[Start of Attachment]
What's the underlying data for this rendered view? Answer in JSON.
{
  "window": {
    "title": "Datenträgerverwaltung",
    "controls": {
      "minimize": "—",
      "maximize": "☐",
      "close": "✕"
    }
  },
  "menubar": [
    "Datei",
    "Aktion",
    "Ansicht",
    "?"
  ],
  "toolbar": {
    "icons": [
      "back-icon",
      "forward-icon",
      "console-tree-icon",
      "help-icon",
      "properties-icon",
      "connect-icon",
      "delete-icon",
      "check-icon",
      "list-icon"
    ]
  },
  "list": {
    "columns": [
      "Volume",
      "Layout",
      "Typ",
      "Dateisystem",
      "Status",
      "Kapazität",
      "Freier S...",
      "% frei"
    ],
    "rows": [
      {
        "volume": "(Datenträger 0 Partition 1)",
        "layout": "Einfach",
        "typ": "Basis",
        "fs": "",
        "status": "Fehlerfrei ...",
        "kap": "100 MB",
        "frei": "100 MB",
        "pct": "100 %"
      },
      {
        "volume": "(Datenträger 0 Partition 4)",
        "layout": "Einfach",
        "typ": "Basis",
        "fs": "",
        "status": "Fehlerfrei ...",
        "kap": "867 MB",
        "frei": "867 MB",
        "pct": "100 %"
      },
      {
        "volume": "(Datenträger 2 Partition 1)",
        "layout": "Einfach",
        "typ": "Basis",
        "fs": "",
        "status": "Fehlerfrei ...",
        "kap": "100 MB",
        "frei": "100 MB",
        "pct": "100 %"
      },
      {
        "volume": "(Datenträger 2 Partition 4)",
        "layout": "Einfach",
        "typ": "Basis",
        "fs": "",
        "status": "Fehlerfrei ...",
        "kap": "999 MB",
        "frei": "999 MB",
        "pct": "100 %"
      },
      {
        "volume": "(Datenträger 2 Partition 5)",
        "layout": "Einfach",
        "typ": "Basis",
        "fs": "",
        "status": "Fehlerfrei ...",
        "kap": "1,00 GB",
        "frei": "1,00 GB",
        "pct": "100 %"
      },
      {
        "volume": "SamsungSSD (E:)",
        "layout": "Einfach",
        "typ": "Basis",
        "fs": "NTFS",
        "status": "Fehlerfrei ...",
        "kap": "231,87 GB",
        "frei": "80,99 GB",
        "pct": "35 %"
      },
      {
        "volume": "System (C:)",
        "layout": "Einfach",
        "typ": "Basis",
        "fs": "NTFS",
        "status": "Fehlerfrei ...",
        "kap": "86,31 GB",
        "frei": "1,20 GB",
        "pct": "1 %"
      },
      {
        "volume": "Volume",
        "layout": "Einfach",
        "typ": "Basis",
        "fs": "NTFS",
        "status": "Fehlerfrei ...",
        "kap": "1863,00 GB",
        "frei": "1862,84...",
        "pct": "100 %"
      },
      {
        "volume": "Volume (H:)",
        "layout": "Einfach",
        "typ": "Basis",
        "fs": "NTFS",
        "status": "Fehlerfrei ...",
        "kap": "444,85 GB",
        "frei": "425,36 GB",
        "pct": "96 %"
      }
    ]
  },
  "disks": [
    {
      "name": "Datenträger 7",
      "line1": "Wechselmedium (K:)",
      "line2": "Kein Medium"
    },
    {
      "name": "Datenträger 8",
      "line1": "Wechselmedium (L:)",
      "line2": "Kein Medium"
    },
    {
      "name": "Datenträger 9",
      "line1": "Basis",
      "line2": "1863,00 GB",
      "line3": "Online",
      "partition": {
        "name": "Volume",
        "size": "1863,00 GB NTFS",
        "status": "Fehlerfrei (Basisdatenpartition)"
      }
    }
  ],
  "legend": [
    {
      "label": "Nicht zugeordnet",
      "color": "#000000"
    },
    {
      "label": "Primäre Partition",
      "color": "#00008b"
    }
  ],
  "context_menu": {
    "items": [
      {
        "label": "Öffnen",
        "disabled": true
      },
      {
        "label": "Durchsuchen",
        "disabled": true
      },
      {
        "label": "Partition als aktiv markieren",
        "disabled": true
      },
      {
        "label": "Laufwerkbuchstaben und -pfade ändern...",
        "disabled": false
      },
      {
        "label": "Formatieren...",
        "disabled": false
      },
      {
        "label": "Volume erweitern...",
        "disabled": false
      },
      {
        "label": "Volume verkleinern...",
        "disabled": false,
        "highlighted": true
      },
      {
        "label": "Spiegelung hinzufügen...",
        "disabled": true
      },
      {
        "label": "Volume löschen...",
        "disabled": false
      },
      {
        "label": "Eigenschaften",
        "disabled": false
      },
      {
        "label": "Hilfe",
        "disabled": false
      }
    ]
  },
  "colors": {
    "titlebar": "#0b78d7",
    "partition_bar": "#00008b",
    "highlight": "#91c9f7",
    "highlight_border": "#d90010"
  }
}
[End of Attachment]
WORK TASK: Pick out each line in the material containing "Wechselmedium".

FINISHED EXERCISE:
      "line1": "Wechselmedium (K:)",
      "line1": "Wechselmedium (L:)",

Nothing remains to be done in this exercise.